[ˈɪnslənt] adjinsolente

insolent

(ˈinsələnt) adjective
(of a person or his behaviour) insulting or offensive. an insolent stare/remark.
ˈinsolently adverb
ˈinsolence noun
References in classic literature ?
If these go shopping without a gentleman or a man-servant, they are tolerably sure to be subjected to petty insolences-- insolences of manner and tone, rather than word, though words that are hard to bear are not always wanting.
Away, therefore, with your insolence, for I know well when to go fast, and when to go slow.
It was sheer Insolence in you, I tell you,' said Mr Boffin, 'even to think of this young lady.
Were you not old, I would beat you for your insolence," said Nada, striving to look brave and all the while searching a way to escape.
A truce to thine insolence, fellow,'' said the armed rider, breaking in on his prattle with a high and stern voice, ``and tell us, if thou canst, the road to How call'd you your Franklin, Prior Aymer?
Greatly surprised, I asked him what he wanted (for at the moment Thedora had gone out shopping); whereupon he began to question me as to my mode of life and occupation, and then, without waiting for an answer, informed me that he was uncle to the officer of whom you have spoken; that he was very angry with his nephew for the way in which the latter had behaved, especially with regard to his slandering of me right and left; and that he, the uncle, was ready to protect me from the young spendthrift's insolence.
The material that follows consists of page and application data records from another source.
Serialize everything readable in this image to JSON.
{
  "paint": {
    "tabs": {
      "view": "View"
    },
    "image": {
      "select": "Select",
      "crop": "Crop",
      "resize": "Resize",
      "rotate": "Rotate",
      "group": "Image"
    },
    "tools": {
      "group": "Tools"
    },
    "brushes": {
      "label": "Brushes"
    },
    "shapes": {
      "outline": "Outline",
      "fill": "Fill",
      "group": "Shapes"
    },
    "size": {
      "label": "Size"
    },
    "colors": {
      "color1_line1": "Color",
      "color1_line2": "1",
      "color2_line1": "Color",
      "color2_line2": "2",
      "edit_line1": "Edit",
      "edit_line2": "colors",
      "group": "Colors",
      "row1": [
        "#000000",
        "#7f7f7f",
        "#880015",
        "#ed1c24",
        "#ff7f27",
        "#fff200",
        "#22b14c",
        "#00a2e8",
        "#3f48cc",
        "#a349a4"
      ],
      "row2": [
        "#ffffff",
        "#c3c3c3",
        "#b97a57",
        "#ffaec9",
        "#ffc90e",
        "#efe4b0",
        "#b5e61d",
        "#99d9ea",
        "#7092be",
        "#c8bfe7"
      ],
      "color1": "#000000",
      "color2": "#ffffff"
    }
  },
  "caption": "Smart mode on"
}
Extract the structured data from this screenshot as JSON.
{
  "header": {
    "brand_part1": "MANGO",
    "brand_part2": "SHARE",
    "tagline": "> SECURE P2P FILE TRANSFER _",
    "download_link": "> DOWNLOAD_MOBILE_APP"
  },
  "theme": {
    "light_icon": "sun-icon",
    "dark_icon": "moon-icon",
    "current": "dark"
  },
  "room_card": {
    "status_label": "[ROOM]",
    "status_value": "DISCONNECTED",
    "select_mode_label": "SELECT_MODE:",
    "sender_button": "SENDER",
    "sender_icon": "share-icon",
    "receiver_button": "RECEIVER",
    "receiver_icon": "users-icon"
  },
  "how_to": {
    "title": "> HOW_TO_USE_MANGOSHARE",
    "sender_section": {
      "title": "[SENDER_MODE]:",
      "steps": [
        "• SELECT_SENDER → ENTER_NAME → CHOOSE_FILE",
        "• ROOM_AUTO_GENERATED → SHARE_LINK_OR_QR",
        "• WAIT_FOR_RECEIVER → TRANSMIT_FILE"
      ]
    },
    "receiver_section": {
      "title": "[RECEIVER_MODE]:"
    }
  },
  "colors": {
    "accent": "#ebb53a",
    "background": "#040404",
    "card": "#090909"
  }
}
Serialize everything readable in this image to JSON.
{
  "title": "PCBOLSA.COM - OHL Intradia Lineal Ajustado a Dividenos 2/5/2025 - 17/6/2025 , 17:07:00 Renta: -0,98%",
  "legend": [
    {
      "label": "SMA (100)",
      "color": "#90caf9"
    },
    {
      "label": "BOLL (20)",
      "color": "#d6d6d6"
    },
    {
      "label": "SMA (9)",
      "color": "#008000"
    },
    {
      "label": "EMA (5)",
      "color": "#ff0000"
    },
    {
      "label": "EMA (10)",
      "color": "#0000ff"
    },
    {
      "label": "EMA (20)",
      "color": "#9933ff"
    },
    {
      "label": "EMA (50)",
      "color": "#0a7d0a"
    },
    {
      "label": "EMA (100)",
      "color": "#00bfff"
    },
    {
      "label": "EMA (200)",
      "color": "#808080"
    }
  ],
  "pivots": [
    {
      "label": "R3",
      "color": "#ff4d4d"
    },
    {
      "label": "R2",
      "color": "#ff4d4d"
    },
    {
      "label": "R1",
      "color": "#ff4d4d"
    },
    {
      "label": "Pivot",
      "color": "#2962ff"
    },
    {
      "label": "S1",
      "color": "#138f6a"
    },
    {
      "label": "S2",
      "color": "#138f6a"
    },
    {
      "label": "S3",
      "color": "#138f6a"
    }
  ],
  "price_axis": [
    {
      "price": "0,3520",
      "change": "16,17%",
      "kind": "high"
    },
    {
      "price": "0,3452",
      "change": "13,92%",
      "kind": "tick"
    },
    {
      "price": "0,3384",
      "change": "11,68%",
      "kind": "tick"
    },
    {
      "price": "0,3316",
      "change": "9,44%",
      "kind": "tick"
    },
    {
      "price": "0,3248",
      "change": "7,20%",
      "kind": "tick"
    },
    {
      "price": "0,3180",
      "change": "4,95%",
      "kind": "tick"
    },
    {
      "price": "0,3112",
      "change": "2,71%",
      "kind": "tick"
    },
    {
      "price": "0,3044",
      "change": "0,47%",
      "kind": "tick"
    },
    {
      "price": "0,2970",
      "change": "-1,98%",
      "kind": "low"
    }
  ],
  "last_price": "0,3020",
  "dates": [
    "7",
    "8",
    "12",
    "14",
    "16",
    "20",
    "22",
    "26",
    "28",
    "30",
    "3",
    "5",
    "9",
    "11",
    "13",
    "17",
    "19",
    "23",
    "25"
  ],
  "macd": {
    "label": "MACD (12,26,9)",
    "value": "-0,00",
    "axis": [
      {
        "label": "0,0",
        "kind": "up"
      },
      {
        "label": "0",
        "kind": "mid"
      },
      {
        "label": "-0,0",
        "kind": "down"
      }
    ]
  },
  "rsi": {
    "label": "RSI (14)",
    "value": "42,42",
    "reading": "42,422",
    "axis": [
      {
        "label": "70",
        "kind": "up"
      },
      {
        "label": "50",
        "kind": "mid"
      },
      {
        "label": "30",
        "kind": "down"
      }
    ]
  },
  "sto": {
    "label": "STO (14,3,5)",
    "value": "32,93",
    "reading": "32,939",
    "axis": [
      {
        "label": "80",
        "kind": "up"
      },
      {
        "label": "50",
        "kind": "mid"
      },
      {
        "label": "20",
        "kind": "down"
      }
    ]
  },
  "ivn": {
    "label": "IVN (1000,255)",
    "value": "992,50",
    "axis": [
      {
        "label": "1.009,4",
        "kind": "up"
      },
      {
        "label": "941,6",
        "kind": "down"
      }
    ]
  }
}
She used the clients whom she did not know with frigid insolence, and when she was talking to a friend was perfectly indifferent to the calls of the hurried.